#7. Eliquis (Apixaban). Marketed by Bristol-Myers Squibb and Pfizer, Eliquis is used to treat atrial fibrillation and deep vein thrombosis (DVT). In 2017, global sales were $7.4 billion. At the J.P. Morgan Healthcare Conference in January 2018, Bristol-Myers’ chief executive officer Giovanni Caforio was asked how long Eliquis could continue to bring in money, and he said, “There’s still significant growth ahead.” He went on to note that Eliquis is the next-gen anticoagulant market’s “leading agent” which is “clearly going to be growing disproportionately.”
#8. Avastin (bevacizumab). Roche’s drug is used to treat advanced colorectal cancer, breast cancer, lung cancer, kidney, cervical and ovarian cancer, and relapsed glioblastoma. Global sales grew last year by 10.75 percent to hit $7.21 billion in the U.S. Biosimilars are being marketed already in India and Russia. Roche’s patent protection for the drug in the U.S. runs until 2019 and until 2022 in Europe.

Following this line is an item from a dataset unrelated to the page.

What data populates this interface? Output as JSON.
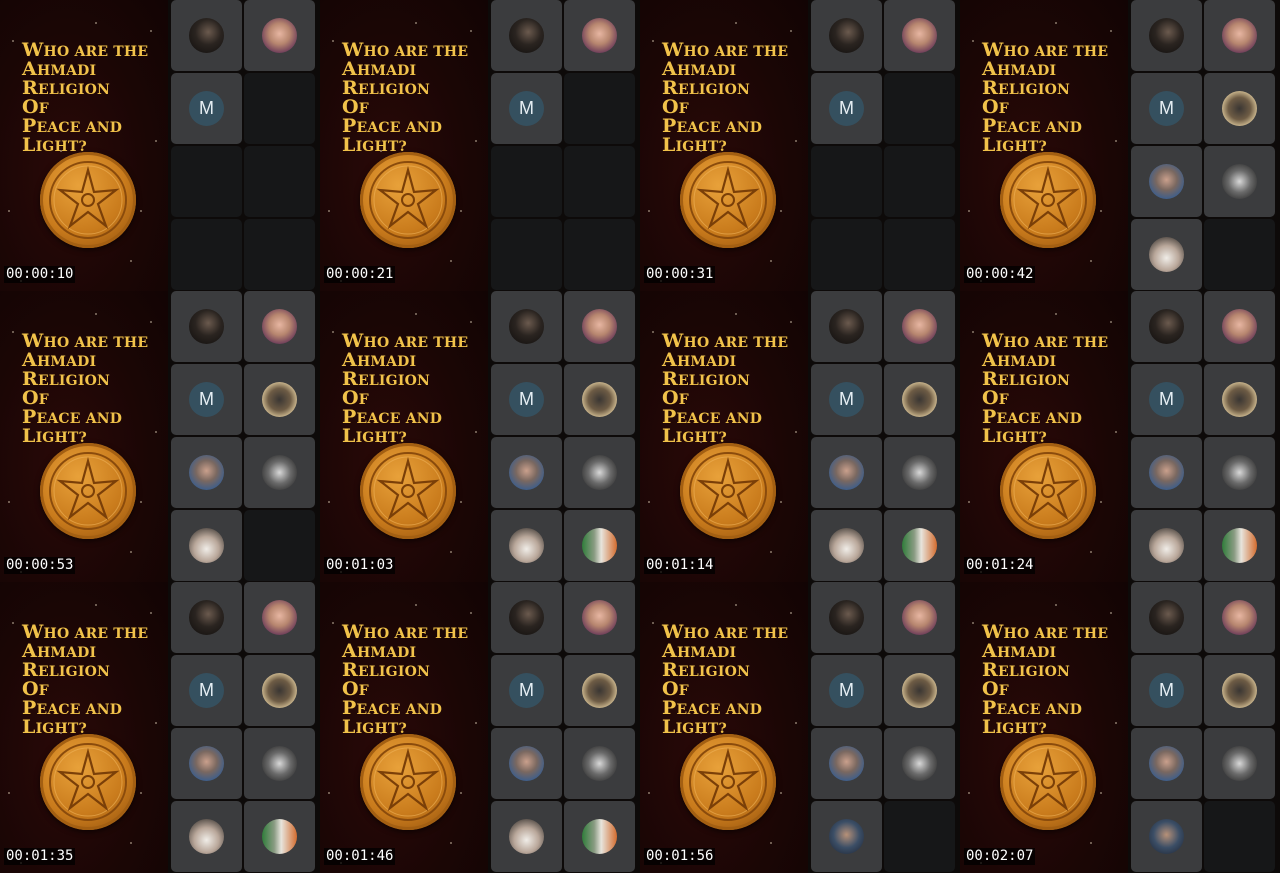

#9. Remicade (infliximab). Produced by Johnson & Johnson and Merck & Co., Remicade has global sales in 2017 of $7.16 billion. The drug is used to treat autoimmune diseases such as Crohn’s, rheumatoid arthritis and psoriatic arthritis. Pfizer marketed a biosimilar to the drug in the U.S. in 2016. Between 1992 and 2017, the drug has brought in $54.67 billion. IgeaHub writes, “Product is losing the revenue since February 2015, as it lost market exclusivity in major European markets and in other marketing territories. The product is experiencing pricing and volume declines as a result of biosimilars competition.”
#10. Xarelto (rivaroxaban). Manufactured by Bayer in Germany and Johnson & Johnson in the U.S., Xarelto is an anti-coagulation used to treat stroke and systemic embolism in patients with nonvalvular atrial fibrillation, DVT and pulmonary embolism (PE). The drug brought in $6.54 billion in 2017, with a growth rate of about 21.33 percent. In late 2017, the drug failed a Phase III trial compared to low-dose aspirin to prevent repeat strokes. Despite that, and due to the numerous other indications for the drug already approved, the drug still continues to bring in strong sales.